Every Time A State Tries To 'Protect The Children' Online, It Makes Things Worse
from the bad-ideas dept
A few weeks ago, California Senate Bill 568 was signed into law, creating a whole host of “protect the children online” provisions — almost all of which seem short-sighted to ambiguously dangerous. The part that has received the most attention is the “online eraser.” While folks like Eric Schmidt have championed the idea of being able to have teenagers erase the past upon becoming an adult, the first attempt to turn that into a law appears to be a massive failure. Law professor Eric Goldman walked through many of the problems with the law — much of which is focused on the vagueness of the bill:
the removal right doesn’t apply if the kids were paid or received “other consideration” for their content. What does “other consideration” mean in this context? If the marketing and distribution inherently provided by a user-generated content (UGC) website is enough, the law will almost never apply. Perhaps we’ll see websites/apps offering nominal compensation to users to bypass the law.
And then there’s the reality that this won’t actually do much to stop any harassment, since it only lets you erase the initial posting of content, but not further copies:
The law only allows minors to remove their content from the site where they posted it; and the removal right doesn’t apply where someone else has copied or reposted the content on that site. Removing the original copy typically accomplishes the minor’s apparent goal only when it’s the only copy online; otherwise, the content will live on and remain discoverable. Given how often publicly available content gets copied elsewhere on the Internet–especially when it’s edgy or controversial–minors’ purported control over the content they post will be illusory in most circumstances.

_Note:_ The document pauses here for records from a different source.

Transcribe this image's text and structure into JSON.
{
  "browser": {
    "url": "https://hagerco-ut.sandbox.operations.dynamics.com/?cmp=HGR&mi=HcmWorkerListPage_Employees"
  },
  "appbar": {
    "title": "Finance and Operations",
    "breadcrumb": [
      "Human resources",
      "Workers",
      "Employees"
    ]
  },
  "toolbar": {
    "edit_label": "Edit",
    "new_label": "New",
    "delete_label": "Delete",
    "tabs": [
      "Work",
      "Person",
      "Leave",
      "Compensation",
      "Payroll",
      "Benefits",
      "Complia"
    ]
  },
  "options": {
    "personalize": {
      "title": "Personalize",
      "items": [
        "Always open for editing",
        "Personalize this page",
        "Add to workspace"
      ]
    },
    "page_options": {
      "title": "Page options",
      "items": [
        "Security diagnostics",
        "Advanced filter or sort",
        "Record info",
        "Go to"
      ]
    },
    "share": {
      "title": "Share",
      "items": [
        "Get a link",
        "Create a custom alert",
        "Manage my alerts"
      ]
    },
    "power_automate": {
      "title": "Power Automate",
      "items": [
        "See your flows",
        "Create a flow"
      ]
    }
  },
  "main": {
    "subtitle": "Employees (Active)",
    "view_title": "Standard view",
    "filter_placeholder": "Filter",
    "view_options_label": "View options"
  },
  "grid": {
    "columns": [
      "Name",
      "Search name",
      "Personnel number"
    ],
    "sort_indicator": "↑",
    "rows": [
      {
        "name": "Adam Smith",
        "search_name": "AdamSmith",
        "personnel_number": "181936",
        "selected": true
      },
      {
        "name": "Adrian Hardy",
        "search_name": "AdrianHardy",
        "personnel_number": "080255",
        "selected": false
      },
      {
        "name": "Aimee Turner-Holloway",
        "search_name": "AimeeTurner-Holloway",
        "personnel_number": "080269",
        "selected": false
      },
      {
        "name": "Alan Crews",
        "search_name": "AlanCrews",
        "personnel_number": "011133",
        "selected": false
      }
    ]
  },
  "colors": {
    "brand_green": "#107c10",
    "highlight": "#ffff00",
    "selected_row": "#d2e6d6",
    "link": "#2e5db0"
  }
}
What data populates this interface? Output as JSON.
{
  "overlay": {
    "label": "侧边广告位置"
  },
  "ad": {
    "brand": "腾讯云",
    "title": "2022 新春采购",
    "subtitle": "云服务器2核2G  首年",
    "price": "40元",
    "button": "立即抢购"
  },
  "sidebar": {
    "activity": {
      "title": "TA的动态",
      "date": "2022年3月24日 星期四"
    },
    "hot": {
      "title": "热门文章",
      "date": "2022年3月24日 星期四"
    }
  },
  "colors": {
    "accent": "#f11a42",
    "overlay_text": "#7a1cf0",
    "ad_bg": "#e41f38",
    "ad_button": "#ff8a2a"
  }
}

In fact, as the folks at New Media Rights point out, this means that the bill will be particularly useless:
… odds are that the more embarrassing the post is, the more likely it was shared. The law does not require that these shared posts be hidden, which the law should not. It would be unfair to give websites the impossible task of tracking down and hiding each iteration of a post on their site or on the entire internet. However, it’s unclear if hiding the original post will make much of a difference in cases where teen’s photos are shared and used against them. For example, in New York an Ex-NFL player created a website where he shared photos teens publicly posted on social media of themselves trashing and partying in a home he had up for sale. The teens in this case were able to delete their photos, but only from the original source.
Goldman, in his piece, also highlights the First Amendment problems:
Example 1: A newspaper prepares a collection of stories, written by teens, about their first-hand experiences with cyber-bullying. These stories are combined with other content on the topic: articles by experts on cyberbullying, screenshots of cyberbullying activity online, and photos of victims and perpetrators. After the newspaper publishes the collection, one of the teenagers changes his/her mind and demands that the newspaper never reprint the collection, and seeks a court order blocking republication. Does the newspaper have a potential First Amendment defense to the court order? Yes, and I don’t think the question is even close.
Example 2: a UGC website creates a topical area on cyberbullying and asks its registered users, including teens, to submit their stories, photos, screenshots and videos on the topic. The website “glues” the materials together with several articles written by its employees. Does the website have a First Amendment interest in continuing to publish the entire collection? Yes, and like the newspaper example, I don’t think it’s close.
And the law doesn’t stop there, either. In another post, Goldman also rips apart a part in the bill that tries to block advertising “bad things” to kids online. It’s one of those things that sounds good, and which politicians love because it makes it look like they’re “protecting the children.” But as per usual, the reality is a lot more messy.
First, the law protects minors’ “personal information” but doesn’t define the term. Without a definition, the term is meaningless. We know that just about any data can be combined with other data to personally identify individuals.
Second, the law doesn’t define who is an “advertising service.” Surely it covers ad networks like Google AdSense, but do the obligations extend to other players in the online ad industry: ad serving technology providers, ad agencies, buyers of remnant ad inventory, etc.?
Third, the law restricts “specifically directing” an ad to a minor, but I have no idea what that means. The law suggests that “run of site” ads should be OK, but I’m not sure when other targeting efforts trigger the restriction.
Finally, like its online eraser counterpart, the law establishes a potentially illusory distinction between teen-oriented websites and adult websites.
Furthermore, he notes that the law itself is almost certainly unconstitutional and violates certain federal laws.
So why is it always this way? It seems that certain politicians just can’t avoid trying to “protect the children online,” and yet every single time they try to do so, the end result is a mess: poorly drafted laws that don’t actually do anything to protect children — and which often just create opportunities for lawsuits over perfectly reasonable activities, creating a massive waste. This knee-jerk reaction to try to regulate the internet to “protect the children” is something that really needs to stop.